- The water should come up enough to cover the bottom inch of the seed.
- Keep the container in a warm place but not in direct sunlight and remember to check the water every day and add more as needed.
- It can take up to six weeks for the stem and roots to appear and once the stem reaches about 6 inches you will need to cut it down to 3 inches.
- When leaves begin appearing, you can plant the seed in soil, remembering to leave about half of it above ground.
I had found my new hobby.
Until recently, my home hobbies included reading, trying to pat the neighbors cat, and lying on the floor eating crackers and tzatziki.
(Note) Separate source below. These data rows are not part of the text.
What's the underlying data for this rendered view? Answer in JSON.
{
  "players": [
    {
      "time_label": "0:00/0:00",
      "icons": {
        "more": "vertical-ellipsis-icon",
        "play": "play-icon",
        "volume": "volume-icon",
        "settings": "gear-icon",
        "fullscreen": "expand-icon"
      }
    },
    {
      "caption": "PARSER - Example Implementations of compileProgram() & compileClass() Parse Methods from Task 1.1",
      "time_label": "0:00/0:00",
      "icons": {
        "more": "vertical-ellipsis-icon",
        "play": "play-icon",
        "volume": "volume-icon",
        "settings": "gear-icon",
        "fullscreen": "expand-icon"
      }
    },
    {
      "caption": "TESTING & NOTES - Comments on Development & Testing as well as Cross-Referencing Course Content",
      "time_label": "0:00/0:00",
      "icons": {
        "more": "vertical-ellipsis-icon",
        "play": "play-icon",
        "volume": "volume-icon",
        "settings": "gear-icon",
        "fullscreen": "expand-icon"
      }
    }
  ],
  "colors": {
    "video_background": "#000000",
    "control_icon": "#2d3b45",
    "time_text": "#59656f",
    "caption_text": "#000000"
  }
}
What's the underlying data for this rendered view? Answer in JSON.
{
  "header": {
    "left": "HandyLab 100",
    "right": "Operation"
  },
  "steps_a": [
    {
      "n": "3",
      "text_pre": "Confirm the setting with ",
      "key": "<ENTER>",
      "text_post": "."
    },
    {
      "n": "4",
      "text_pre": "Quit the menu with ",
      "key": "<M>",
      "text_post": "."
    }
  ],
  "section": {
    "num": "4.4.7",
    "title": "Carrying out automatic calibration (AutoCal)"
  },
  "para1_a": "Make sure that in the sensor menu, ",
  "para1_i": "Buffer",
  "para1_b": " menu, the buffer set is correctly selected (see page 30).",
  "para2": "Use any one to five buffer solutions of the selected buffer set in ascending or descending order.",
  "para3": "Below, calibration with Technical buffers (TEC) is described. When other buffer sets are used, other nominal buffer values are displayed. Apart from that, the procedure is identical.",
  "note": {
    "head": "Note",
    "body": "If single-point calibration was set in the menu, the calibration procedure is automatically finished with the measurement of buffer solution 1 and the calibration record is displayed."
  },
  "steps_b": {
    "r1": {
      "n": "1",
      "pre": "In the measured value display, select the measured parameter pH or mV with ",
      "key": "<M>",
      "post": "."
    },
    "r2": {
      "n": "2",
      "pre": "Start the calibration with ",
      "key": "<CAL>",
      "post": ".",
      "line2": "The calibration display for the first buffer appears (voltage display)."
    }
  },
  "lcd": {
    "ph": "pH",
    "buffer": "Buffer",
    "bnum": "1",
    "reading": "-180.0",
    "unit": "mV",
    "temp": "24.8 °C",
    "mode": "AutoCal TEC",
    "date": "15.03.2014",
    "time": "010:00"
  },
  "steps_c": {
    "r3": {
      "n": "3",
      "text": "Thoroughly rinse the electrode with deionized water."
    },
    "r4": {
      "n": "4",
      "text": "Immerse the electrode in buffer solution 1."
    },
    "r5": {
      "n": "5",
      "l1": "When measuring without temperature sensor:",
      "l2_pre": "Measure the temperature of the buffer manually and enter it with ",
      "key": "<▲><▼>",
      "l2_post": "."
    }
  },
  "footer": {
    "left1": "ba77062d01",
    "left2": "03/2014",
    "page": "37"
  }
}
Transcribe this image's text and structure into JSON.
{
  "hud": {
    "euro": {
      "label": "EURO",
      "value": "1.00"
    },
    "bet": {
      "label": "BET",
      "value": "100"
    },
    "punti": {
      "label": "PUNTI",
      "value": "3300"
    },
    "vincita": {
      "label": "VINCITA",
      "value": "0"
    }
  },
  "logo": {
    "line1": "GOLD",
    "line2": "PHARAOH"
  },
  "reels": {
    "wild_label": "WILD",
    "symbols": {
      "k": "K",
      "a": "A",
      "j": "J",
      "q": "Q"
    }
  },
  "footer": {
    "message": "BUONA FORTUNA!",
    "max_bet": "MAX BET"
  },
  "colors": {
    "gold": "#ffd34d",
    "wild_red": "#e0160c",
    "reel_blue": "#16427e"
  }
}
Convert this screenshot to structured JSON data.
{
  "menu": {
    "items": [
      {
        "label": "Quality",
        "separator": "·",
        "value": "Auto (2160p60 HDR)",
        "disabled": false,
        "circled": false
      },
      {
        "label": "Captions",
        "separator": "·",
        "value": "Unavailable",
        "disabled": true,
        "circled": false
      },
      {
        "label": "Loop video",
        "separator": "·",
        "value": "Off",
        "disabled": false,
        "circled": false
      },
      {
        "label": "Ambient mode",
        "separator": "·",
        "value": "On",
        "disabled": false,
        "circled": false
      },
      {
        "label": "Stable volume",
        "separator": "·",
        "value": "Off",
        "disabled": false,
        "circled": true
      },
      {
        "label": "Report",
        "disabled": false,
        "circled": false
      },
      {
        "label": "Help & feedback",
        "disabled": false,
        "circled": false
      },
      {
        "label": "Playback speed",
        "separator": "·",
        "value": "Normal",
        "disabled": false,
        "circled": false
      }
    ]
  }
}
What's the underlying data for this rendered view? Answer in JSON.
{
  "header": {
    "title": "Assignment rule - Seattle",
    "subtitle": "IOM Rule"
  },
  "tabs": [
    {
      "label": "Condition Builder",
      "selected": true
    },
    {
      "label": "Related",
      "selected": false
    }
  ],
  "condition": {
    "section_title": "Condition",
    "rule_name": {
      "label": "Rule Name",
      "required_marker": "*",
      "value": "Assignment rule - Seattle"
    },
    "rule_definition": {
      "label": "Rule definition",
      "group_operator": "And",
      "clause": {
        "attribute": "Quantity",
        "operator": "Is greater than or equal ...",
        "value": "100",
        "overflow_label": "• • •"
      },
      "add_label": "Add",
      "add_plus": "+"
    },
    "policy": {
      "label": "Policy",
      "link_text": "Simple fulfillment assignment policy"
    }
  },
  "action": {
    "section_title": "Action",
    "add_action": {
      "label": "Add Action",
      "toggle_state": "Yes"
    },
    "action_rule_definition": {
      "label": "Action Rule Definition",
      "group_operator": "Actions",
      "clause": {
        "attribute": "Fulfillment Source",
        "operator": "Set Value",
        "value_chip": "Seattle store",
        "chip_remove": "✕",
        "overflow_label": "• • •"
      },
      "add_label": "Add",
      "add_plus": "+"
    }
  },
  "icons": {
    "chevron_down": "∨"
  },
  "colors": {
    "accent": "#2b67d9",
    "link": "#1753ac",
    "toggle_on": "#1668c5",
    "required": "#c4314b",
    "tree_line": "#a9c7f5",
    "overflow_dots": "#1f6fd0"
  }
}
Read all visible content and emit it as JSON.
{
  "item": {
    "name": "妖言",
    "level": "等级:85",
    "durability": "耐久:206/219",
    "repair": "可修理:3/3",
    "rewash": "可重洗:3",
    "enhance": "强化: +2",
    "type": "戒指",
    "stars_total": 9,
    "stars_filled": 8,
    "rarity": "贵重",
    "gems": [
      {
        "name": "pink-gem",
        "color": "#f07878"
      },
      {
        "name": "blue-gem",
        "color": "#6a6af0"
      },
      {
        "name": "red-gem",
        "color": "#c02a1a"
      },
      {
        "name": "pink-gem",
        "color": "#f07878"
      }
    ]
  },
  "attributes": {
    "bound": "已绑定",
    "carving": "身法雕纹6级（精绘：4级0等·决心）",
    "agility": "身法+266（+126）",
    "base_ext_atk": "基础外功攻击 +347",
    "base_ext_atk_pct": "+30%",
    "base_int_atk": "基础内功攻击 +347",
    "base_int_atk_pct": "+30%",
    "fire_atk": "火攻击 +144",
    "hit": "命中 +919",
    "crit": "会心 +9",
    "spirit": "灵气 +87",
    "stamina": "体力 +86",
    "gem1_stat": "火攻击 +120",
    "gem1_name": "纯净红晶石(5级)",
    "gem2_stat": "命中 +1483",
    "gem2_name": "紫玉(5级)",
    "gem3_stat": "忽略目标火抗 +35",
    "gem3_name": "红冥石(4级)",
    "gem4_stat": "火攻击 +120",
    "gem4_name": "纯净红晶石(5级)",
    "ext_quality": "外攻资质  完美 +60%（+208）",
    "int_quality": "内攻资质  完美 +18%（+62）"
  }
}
But since we moved into our new house (with the new TV), my singular home hobby has been watching hours upon hours of the Kardashians.
My inner closeted hippie resents how much of my time I can commit to watching a harem of monotone Princess-Jasmine clones eat salads with plastic spoons and stare at each other with blank looks on their faces.
I'm not proud of my Kardashian habit, but I put it down to a gaping hole of Hobbydom in my life.
So, I'm going to start a Bin Farm.
As far as I can tell, that's pretty much the polar opposite of being emotionally invested in a TV family. I'm going to transform my remote-control-scrolling fingers into a veritable Green Thumb, and let my closeted hippie flag fly free.
I'm going to buy lots of little pots and some fresh soil, and I'm going to start planting my veggie scraps. I'm going to launch a HOBBY FARM made from my BIN.
Now taking orders from Maggie's (Bin) Farm.